> [Task instructions] When you copy the data, keep every word exactly as it is and leave the pictures out.

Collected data
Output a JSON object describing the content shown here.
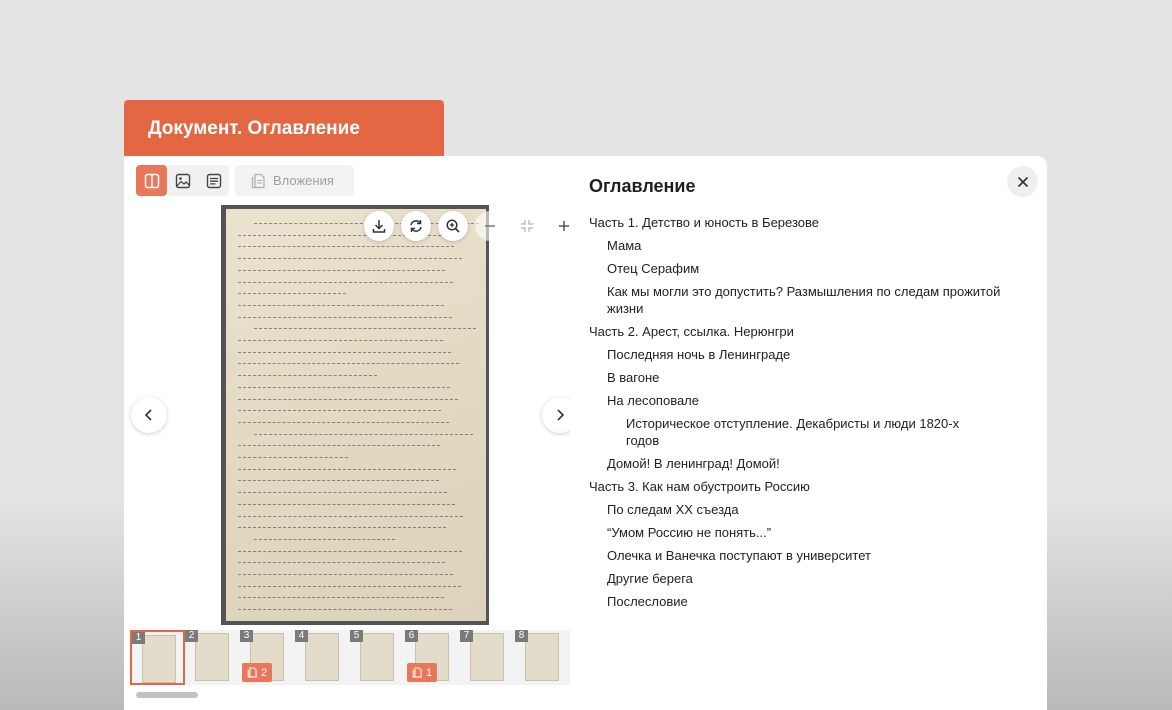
{
  "header": {
    "title": "Документ. Оглавление"
  },
  "toolbar": {
    "attachments_label": "Вложения"
  },
  "viewer": {
    "thumbnails": [
      {
        "num": "1",
        "active": true
      },
      {
        "num": "2"
      },
      {
        "num": "3",
        "attachments": "2"
      },
      {
        "num": "4"
      },
      {
        "num": "5"
      },
      {
        "num": "6",
        "attachments": "1"
      },
      {
        "num": "7"
      },
      {
        "num": "8"
      }
    ]
  },
  "toc": {
    "title": "Оглавление",
    "items": [
      {
        "label": "Часть 1. Детство и юность в Березове",
        "level": 0
      },
      {
        "label": "Мама",
        "level": 1
      },
      {
        "label": "Отец Серафим",
        "level": 1
      },
      {
        "label": "Как мы могли это допустить? Размышления по следам прожитой жизни",
        "level": 1
      },
      {
        "label": "Часть 2. Арест, ссылка. Нерюнгри",
        "level": 0
      },
      {
        "label": "Последняя ночь в Ленинграде",
        "level": 1
      },
      {
        "label": "В вагоне",
        "level": 1
      },
      {
        "label": "На лесоповале",
        "level": 1
      },
      {
        "label": "Историческое отступление. Декабристы и люди 1820-х годов",
        "level": 2
      },
      {
        "label": "Домой! В ленинград! Домой!",
        "level": 1
      },
      {
        "label": "Часть 3. Как нам обустроить Россию",
        "level": 0
      },
      {
        "label": "По следам XX съезда",
        "level": 1
      },
      {
        "label": "“Умом Россию не понять...”",
        "level": 1
      },
      {
        "label": "Олечка и Ванечка поступают в университет",
        "level": 1
      },
      {
        "label": "Другие берега",
        "level": 1
      },
      {
        "label": "Послесловие",
        "level": 1
      }
    ]
  },
  "icons": {
    "split_view": "split-view-icon",
    "image_view": "image-icon",
    "text_view": "text-icon",
    "attachments": "attachment-doc-icon",
    "download": "download-icon",
    "rotate": "rotate-icon",
    "zoom_in": "zoom-in-icon",
    "zoom_out": "minus-icon",
    "fit": "collapse-icon",
    "plus": "plus-icon",
    "prev": "chevron-left-icon",
    "next": "chevron-right-icon",
    "close": "close-icon"
  },
  "colors": {
    "accent": "#e46744"
  }
}
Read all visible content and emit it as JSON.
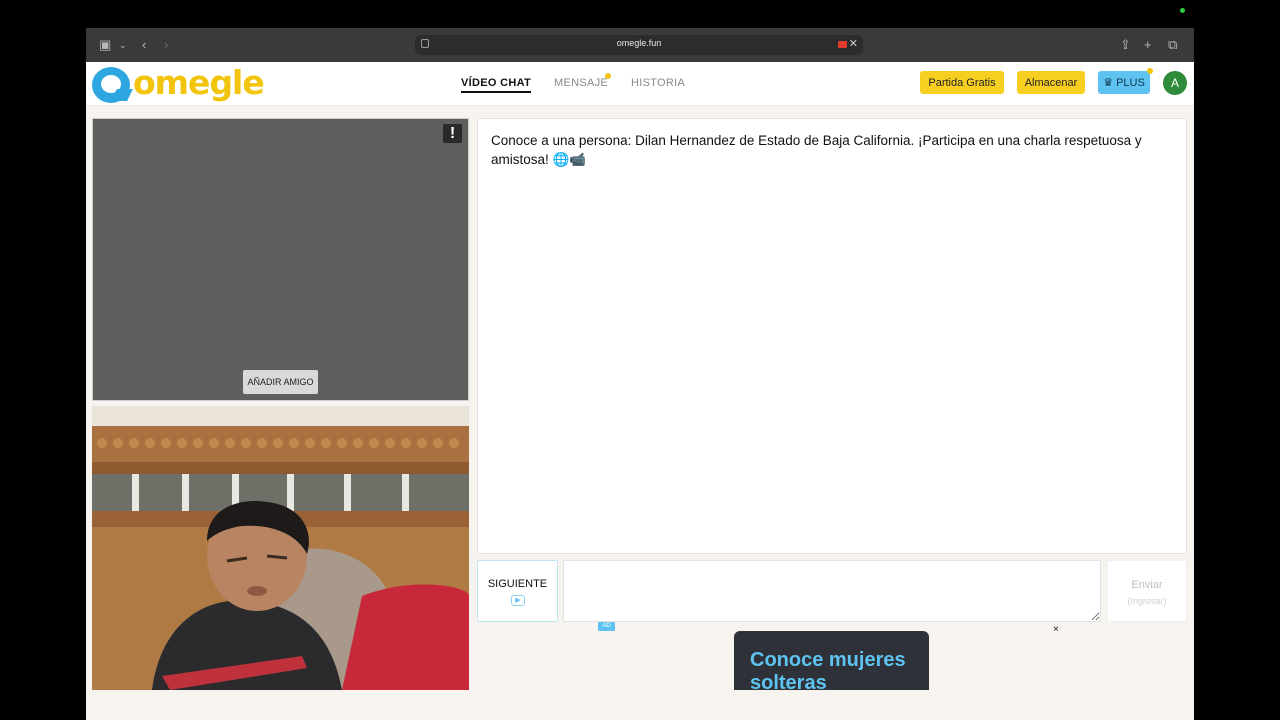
{
  "browser": {
    "url": "omegle.fun"
  },
  "header": {
    "logo_text": "omegle",
    "nav": [
      {
        "label": "VÍDEO CHAT",
        "active": true
      },
      {
        "label": "MENSAJE",
        "active": false
      },
      {
        "label": "HISTORIA",
        "active": false
      }
    ],
    "btn_free_match": "Partida Gratis",
    "btn_store": "Almacenar",
    "btn_plus": "PLUS",
    "avatar_letter": "A"
  },
  "video": {
    "report_label": "!",
    "add_friend_label": "AÑADIR AMIGO"
  },
  "chat": {
    "message": "Conoce a una persona: Dilan Hernandez de Estado de Baja California. ¡Participa en una charla respetuosa y amistosa! 🌐📹",
    "next_label": "SIGUIENTE",
    "input_value": "",
    "send_label": "Enviar",
    "send_hint": "(Ingresar)"
  },
  "ad": {
    "badge": "AD",
    "close": "×",
    "headline": "Conoce mujeres solteras"
  },
  "colors": {
    "brand_yellow": "#f7cf21",
    "brand_blue": "#5ec3f0",
    "avatar_green": "#2e8b3a"
  }
}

> [Task result]
Output a JSON object describing the content shown here.
{
  "header": {
    "title": "Документ. Оглавление"
  },
  "toolbar": {
    "attachments_label": "Вложения"
  },
  "viewer": {
    "thumbnails": [
      {
        "num": "1",
        "active": true
      },
      {
        "num": "2"
      },
      {
        "num": "3",
        "attachments": "2"
      },
      {
        "num": "4"
      },
      {
        "num": "5"
      },
      {
        "num": "6",
        "attachments": "1"
      },
      {
        "num": "7"
      },
      {
        "num": "8"
      }
    ]
  },
  "toc": {
    "title": "Оглавление",
    "items": [
      {
        "label": "Часть 1. Детство и юность в Березове",
        "level": 0
      },
      {
        "label": "Мама",
        "level": 1
      },
      {
        "label": "Отец Серафим",
        "level": 1
      },
      {
        "label": "Как мы могли это допустить? Размышления по следам прожитой жизни",
        "level": 1
      },
      {
        "label": "Часть 2. Арест, ссылка. Нерюнгри",
        "level": 0
      },
      {
        "label": "Последняя ночь в Ленинграде",
        "level": 1
      },
      {
        "label": "В вагоне",
        "level": 1
      },
      {
        "label": "На лесоповале",
        "level": 1
      },
      {
        "label": "Историческое отступление. Декабристы и люди 1820-х годов",
        "level": 2
      },
      {
        "label": "Домой! В ленинград! Домой!",
        "level": 1
      },
      {
        "label": "Часть 3. Как нам обустроить Россию",
        "level": 0
      },
      {
        "label": "По следам XX съезда",
        "level": 1
      },
      {
        "label": "“Умом Россию не понять...”",
        "level": 1
      },
      {
        "label": "Олечка и Ванечка поступают в университет",
        "level": 1
      },
      {
        "label": "Другие берега",
        "level": 1
      },
      {
        "label": "Послесловие",
        "level": 1
      }
    ]
  },
  "icons": {
    "split_view": "split-view-icon",
    "image_view": "image-icon",
    "text_view": "text-icon",
    "attachments": "attachment-doc-icon",
    "download": "download-icon",
    "rotate": "rotate-icon",
    "zoom_in": "zoom-in-icon",
    "zoom_out": "minus-icon",
    "fit": "collapse-icon",
    "plus": "plus-icon",
    "prev": "chevron-left-icon",
    "next": "chevron-right-icon",
    "close": "close-icon"
  },
  "colors": {
    "accent": "#e46744"
  }
}
Read all visible content and emit it as JSON.
{
  "browser": {
    "url": "omegle.fun"
  },
  "header": {
    "logo_text": "omegle",
    "nav": [
      {
        "label": "VÍDEO CHAT",
        "active": true
      },
      {
        "label": "MENSAJE",
        "active": false
      },
      {
        "label": "HISTORIA",
        "active": false
      }
    ],
    "btn_free_match": "Partida Gratis",
    "btn_store": "Almacenar",
    "btn_plus": "PLUS",
    "avatar_letter": "A"
  },
  "video": {
    "report_label": "!",
    "add_friend_label": "AÑADIR AMIGO"
  },
  "chat": {
    "message": "Conoce a una persona: Dilan Hernandez de Estado de Baja California. ¡Participa en una charla respetuosa y amistosa! 🌐📹",
    "next_label": "SIGUIENTE",
    "input_value": "",
    "send_label": "Enviar",
    "send_hint": "(Ingresar)"
  },
  "ad": {
    "badge": "AD",
    "close": "×",
    "headline": "Conoce mujeres solteras"
  },
  "colors": {
    "brand_yellow": "#f7cf21",
    "brand_blue": "#5ec3f0",
    "avatar_green": "#2e8b3a"
  }
}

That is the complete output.